Uruguayan immigrant Enrique Cantua has a maintenance company in the D.C. area and a contract to remove snow this winter in Fairfax County. But he needs a $10,000 loan for safety equipment.
Enter Kiva. Starting today, the microfinance site beloved by international development majors is available to D.C. businesses, and Cantua is one of its first clients. Through the site, users can contribute a minimum of $25 to Cantua’s loans, with the expectation the money will be paid back interest.
“You start getting repaid right away and the typical repayment rate is around 98 percent,” says Matt Flannery, one of Kiva’s co-founders. Kiva’s other initial borrowers in the D.C. area are a store in Falls Church and a pro bono law firm.
Other businesses are being considered for Kiva loans by the Latino Economic Development Center, Kiva’s local partner in the city.
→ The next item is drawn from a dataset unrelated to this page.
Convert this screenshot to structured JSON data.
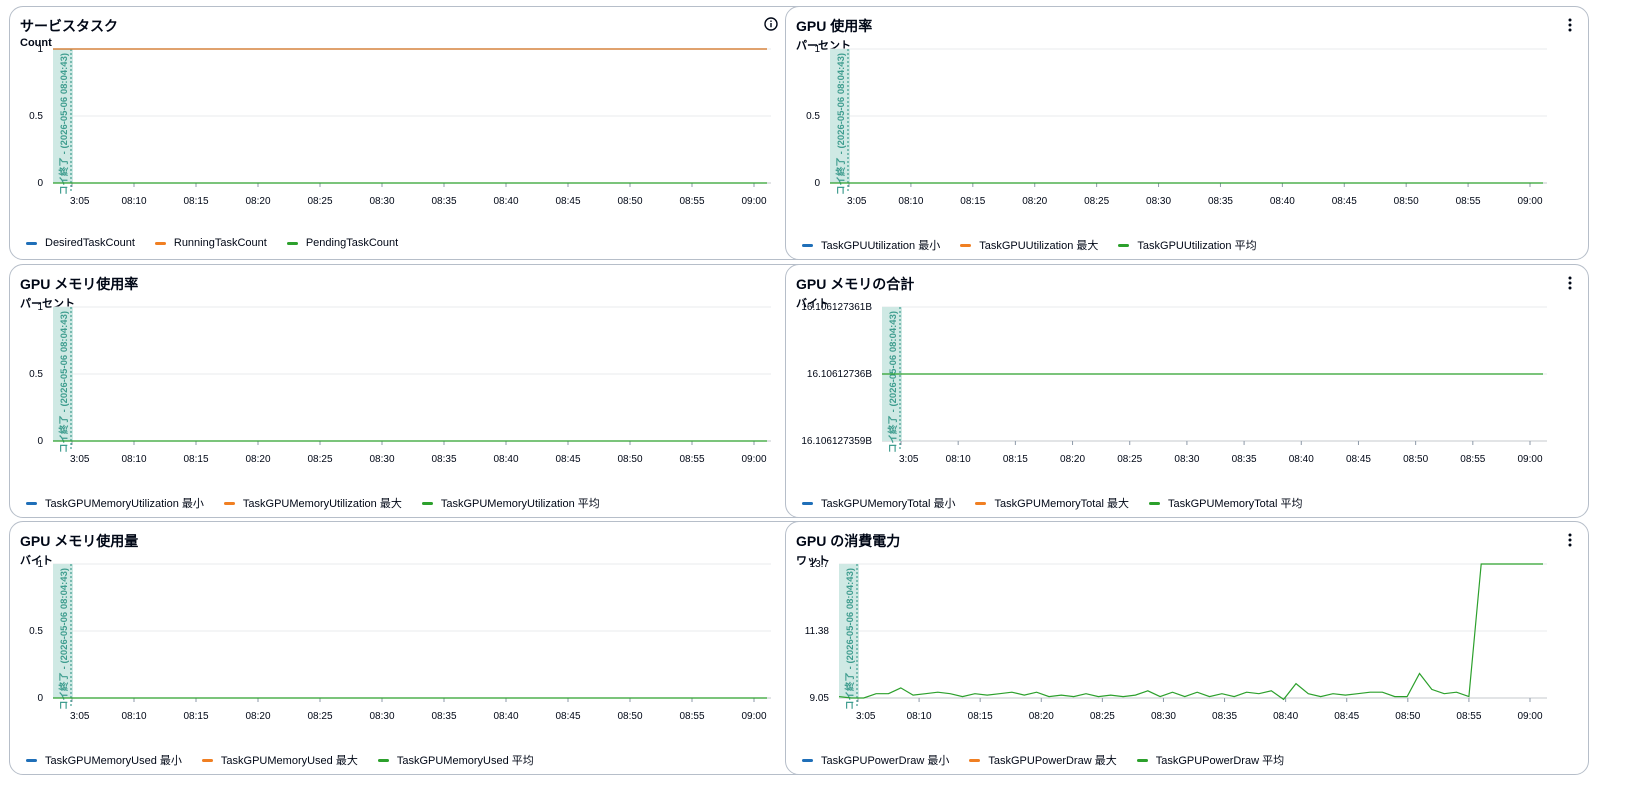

The site also received help from Capital One Bank, which gave Kiva a $100,000 grant for set-up costs in Washington and is providing up to $150,000 in matching money for loans.
Flannery isn’t concerned that other sites like Kickstarter have tapped out the Internet public on crowdfunding schemes. “We’re at the very small tip of a very big iceberg,” he says.
Money photo by Shutterstock.